▶ **Entries from a dataset of interfaces**
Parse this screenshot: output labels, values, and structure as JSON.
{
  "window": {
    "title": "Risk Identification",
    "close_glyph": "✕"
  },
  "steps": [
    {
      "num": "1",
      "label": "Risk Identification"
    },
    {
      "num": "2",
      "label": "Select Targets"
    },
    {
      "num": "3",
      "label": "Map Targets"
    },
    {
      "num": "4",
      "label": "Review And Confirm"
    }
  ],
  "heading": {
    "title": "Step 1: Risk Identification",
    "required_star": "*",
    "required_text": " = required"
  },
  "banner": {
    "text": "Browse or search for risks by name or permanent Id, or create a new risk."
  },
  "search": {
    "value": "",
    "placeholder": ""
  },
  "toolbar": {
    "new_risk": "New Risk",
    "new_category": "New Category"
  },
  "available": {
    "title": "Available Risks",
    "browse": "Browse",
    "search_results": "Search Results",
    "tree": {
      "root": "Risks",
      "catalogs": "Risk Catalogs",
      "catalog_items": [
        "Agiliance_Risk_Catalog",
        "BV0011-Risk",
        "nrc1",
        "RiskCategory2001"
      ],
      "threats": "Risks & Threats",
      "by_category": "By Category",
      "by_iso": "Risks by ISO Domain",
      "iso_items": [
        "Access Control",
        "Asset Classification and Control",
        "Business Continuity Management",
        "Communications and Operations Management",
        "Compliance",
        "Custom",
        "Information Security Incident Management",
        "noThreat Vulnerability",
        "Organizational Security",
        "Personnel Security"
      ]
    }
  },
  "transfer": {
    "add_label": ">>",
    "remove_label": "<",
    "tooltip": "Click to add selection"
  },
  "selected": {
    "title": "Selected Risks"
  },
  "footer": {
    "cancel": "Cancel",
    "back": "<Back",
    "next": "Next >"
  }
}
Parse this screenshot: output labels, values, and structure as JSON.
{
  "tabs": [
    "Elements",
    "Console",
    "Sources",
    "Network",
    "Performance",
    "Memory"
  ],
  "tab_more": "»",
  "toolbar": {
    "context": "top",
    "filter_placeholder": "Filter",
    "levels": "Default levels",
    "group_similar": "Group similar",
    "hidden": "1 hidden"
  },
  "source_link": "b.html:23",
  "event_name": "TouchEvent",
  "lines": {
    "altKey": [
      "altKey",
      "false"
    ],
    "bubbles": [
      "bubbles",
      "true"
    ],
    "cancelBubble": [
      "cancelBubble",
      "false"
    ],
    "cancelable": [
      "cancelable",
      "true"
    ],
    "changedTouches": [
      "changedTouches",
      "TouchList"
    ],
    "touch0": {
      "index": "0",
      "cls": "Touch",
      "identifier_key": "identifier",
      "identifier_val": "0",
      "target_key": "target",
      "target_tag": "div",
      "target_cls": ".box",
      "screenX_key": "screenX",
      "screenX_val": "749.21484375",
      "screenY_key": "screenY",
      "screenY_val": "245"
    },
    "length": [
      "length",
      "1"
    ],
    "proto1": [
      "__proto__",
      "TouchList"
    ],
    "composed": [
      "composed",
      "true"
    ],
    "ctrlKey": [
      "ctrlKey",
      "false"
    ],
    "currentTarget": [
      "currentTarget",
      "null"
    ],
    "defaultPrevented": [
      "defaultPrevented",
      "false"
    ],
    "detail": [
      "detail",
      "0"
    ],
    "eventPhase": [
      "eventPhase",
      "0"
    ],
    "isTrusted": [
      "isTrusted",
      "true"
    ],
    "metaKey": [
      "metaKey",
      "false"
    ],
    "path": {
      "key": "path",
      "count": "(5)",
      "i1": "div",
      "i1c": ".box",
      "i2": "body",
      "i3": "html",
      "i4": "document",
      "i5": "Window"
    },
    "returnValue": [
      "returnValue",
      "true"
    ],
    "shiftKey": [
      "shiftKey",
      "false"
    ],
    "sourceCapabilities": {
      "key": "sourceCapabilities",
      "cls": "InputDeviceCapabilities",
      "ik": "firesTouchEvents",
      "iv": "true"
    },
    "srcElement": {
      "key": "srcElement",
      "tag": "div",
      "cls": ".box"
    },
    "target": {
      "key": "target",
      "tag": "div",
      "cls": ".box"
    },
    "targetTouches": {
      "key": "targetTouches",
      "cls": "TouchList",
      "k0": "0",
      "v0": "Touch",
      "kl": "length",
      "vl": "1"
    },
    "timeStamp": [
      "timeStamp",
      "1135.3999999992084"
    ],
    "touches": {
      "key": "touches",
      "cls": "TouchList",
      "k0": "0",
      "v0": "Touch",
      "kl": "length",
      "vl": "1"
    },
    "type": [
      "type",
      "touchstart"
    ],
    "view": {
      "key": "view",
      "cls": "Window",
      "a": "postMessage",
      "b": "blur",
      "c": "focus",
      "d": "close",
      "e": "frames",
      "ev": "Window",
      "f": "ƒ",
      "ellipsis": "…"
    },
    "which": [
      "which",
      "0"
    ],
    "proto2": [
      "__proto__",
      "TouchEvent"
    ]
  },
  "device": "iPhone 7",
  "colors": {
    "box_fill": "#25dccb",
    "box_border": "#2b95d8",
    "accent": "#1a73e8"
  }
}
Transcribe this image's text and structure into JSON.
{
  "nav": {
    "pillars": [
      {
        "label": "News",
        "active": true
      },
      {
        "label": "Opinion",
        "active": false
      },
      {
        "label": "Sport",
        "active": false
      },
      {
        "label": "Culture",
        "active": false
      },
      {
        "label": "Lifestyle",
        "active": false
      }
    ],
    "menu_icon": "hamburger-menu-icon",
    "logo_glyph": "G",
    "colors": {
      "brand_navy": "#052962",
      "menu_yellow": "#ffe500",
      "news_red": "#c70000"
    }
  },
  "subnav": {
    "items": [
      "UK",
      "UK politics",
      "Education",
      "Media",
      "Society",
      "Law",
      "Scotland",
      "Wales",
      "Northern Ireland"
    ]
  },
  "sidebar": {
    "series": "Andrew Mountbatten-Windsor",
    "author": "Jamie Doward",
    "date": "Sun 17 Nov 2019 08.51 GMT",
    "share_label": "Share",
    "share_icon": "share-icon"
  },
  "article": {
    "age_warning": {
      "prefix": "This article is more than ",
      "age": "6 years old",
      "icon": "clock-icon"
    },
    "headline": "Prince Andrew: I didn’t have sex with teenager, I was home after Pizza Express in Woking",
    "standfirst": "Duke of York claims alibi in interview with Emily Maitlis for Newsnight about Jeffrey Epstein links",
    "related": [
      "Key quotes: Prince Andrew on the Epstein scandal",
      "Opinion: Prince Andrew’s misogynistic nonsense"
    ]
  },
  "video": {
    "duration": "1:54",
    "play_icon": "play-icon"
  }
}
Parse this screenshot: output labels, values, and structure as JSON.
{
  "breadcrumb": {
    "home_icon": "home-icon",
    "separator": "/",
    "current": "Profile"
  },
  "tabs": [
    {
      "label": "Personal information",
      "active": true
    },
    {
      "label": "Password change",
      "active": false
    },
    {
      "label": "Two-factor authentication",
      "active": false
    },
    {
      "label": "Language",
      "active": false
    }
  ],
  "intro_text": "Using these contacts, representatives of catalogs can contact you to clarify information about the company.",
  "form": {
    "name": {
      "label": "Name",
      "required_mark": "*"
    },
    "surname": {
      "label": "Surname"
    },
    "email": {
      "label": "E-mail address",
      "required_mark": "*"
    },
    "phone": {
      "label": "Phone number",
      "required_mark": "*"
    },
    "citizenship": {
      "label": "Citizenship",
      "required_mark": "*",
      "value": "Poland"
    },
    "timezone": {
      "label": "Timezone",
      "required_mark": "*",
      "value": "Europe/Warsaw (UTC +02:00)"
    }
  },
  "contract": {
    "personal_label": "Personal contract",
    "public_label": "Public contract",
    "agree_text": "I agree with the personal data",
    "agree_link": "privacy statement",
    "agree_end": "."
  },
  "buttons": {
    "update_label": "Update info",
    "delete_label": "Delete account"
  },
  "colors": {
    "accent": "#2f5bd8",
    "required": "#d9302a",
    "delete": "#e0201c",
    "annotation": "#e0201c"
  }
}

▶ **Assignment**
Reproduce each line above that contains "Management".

▶ **Result of this task**
        "Business Continuity Management",
        "Communications and Operations Management",
        "Information Security Incident Management",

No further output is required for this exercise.